The records come next. Copy all of them exactly.

Segment Start: THE DATA

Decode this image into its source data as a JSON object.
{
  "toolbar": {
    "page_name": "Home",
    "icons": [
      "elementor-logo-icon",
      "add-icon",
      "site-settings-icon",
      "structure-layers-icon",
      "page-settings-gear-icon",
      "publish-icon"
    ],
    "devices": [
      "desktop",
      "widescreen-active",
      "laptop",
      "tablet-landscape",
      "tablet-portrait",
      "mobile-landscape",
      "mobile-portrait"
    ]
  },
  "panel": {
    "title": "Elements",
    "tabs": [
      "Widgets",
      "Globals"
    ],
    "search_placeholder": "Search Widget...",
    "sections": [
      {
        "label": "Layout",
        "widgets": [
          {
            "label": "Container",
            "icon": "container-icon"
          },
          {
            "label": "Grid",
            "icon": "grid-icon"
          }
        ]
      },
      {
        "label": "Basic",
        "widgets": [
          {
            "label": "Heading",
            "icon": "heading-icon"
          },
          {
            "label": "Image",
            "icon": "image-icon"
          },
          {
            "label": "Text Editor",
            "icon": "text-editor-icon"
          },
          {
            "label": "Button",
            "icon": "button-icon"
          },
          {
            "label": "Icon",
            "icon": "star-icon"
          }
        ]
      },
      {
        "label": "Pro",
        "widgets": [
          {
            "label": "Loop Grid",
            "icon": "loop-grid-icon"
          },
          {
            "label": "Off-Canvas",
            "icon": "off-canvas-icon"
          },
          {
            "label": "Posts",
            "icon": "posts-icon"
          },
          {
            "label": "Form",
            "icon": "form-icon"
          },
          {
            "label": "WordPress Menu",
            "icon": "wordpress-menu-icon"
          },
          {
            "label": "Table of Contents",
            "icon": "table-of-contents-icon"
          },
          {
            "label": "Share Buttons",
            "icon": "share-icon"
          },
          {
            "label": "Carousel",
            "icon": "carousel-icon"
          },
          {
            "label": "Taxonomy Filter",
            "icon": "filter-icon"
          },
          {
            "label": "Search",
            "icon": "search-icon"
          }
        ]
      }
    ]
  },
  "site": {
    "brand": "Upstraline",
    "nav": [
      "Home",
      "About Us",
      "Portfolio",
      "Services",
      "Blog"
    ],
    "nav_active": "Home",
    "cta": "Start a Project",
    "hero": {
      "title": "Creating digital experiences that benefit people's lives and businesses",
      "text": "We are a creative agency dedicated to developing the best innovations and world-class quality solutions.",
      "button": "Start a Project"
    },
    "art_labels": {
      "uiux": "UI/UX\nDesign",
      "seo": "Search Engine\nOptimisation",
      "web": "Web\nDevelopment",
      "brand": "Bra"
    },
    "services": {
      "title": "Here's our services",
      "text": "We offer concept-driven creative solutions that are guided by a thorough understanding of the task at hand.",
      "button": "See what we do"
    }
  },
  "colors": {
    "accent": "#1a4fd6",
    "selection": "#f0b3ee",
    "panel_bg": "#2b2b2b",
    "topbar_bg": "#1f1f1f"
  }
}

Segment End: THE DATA

EXPECTED ANSWER:
Decode this image into its source data as a JSON object.
{
  "toolbar": {
    "page_name": "Home",
    "icons": [
      "elementor-logo-icon",
      "add-icon",
      "site-settings-icon",
      "structure-layers-icon",
      "page-settings-gear-icon",
      "publish-icon"
    ],
    "devices": [
      "desktop",
      "widescreen-active",
      "laptop",
      "tablet-landscape",
      "tablet-portrait",
      "mobile-landscape",
      "mobile-portrait"
    ]
  },
  "panel": {
    "title": "Elements",
    "tabs": [
      "Widgets",
      "Globals"
    ],
    "search_placeholder": "Search Widget...",
    "sections": [
      {
        "label": "Layout",
        "widgets": [
          {
            "label": "Container",
            "icon": "container-icon"
          },
          {
            "label": "Grid",
            "icon": "grid-icon"
          }
        ]
      },
      {
        "label": "Basic",
        "widgets": [
          {
            "label": "Heading",
            "icon": "heading-icon"
          },
          {
            "label": "Image",
            "icon": "image-icon"
          },
          {
            "label": "Text Editor",
            "icon": "text-editor-icon"
          },
          {
            "label": "Button",
            "icon": "button-icon"
          },
          {
            "label": "Icon",
            "icon": "star-icon"
          }
        ]
      },
      {
        "label": "Pro",
        "widgets": [
          {
            "label": "Loop Grid",
            "icon": "loop-grid-icon"
          },
          {
            "label": "Off-Canvas",
            "icon": "off-canvas-icon"
          },
          {
            "label": "Posts",
            "icon": "posts-icon"
          },
          {
            "label": "Form",
            "icon": "form-icon"
          },
          {
            "label": "WordPress Menu",
            "icon": "wordpress-menu-icon"
          },
          {
            "label": "Table of Contents",
            "icon": "table-of-contents-icon"
          },
          {
            "label": "Share Buttons",
            "icon": "share-icon"
          },
          {
            "label": "Carousel",
            "icon": "carousel-icon"
          },
          {
            "label": "Taxonomy Filter",
            "icon": "filter-icon"
          },
          {
            "label": "Search",
            "icon": "search-icon"
          }
        ]
      }
    ]
  },
  "site": {
    "brand": "Upstraline",
    "nav": [
      "Home",
      "About Us",
      "Portfolio",
      "Services",
      "Blog"
    ],
    "nav_active": "Home",
    "cta": "Start a Project",
    "hero": {
      "title": "Creating digital experiences that benefit people's lives and businesses",
      "text": "We are a creative agency dedicated to developing the best innovations and world-class quality solutions.",
      "button": "Start a Project"
    },
    "art_labels": {
      "uiux": "UI/UX\nDesign",
      "seo": "Search Engine\nOptimisation",
      "web": "Web\nDevelopment",
      "brand": "Bra"
    },
    "services": {
      "title": "Here's our services",
      "text": "We offer concept-driven creative solutions that are guided by a thorough understanding of the task at hand.",
      "button": "See what we do"
    }
  },
  "colors": {
    "accent": "#1a4fd6",
    "selection": "#f0b3ee",
    "panel_bg": "#2b2b2b",
    "topbar_bg": "#1f1f1f"
  }
}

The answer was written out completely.